__Data records__:
Segment Open

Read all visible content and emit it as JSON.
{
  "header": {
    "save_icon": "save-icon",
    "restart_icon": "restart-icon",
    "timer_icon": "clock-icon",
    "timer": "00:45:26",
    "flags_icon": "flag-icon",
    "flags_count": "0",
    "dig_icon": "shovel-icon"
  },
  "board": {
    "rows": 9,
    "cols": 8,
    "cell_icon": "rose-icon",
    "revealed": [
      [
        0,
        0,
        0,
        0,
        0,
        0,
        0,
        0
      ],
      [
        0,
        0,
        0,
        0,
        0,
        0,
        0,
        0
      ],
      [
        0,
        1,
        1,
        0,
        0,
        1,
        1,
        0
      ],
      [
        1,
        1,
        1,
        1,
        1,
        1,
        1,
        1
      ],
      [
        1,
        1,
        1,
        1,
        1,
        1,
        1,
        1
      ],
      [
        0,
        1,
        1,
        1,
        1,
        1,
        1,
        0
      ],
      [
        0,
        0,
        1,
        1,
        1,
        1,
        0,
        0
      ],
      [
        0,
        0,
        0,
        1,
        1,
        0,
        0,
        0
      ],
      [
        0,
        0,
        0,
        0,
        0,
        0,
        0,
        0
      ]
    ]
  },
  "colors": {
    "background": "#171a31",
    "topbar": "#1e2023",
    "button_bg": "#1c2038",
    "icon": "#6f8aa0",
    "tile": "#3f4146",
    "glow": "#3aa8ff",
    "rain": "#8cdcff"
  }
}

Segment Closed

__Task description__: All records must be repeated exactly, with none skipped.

__Response area__:
Read all visible content and emit it as JSON.
{
  "header": {
    "save_icon": "save-icon",
    "restart_icon": "restart-icon",
    "timer_icon": "clock-icon",
    "timer": "00:45:26",
    "flags_icon": "flag-icon",
    "flags_count": "0",
    "dig_icon": "shovel-icon"
  },
  "board": {
    "rows": 9,
    "cols": 8,
    "cell_icon": "rose-icon",
    "revealed": [
      [
        0,
        0,
        0,
        0,
        0,
        0,
        0,
        0
      ],
      [
        0,
        0,
        0,
        0,
        0,
        0,
        0,
        0
      ],
      [
        0,
        1,
        1,
        0,
        0,
        1,
        1,
        0
      ],
      [
        1,
        1,
        1,
        1,
        1,
        1,
        1,
        1
      ],
      [
        1,
        1,
        1,
        1,
        1,
        1,
        1,
        1
      ],
      [
        0,
        1,
        1,
        1,
        1,
        1,
        1,
        0
      ],
      [
        0,
        0,
        1,
        1,
        1,
        1,
        0,
        0
      ],
      [
        0,
        0,
        0,
        1,
        1,
        0,
        0,
        0
      ],
      [
        0,
        0,
        0,
        0,
        0,
        0,
        0,
        0
      ]
    ]
  },
  "colors": {
    "background": "#171a31",
    "topbar": "#1e2023",
    "button_bg": "#1c2038",
    "icon": "#6f8aa0",
    "tile": "#3f4146",
    "glow": "#3aa8ff",
    "rain": "#8cdcff"
  }
}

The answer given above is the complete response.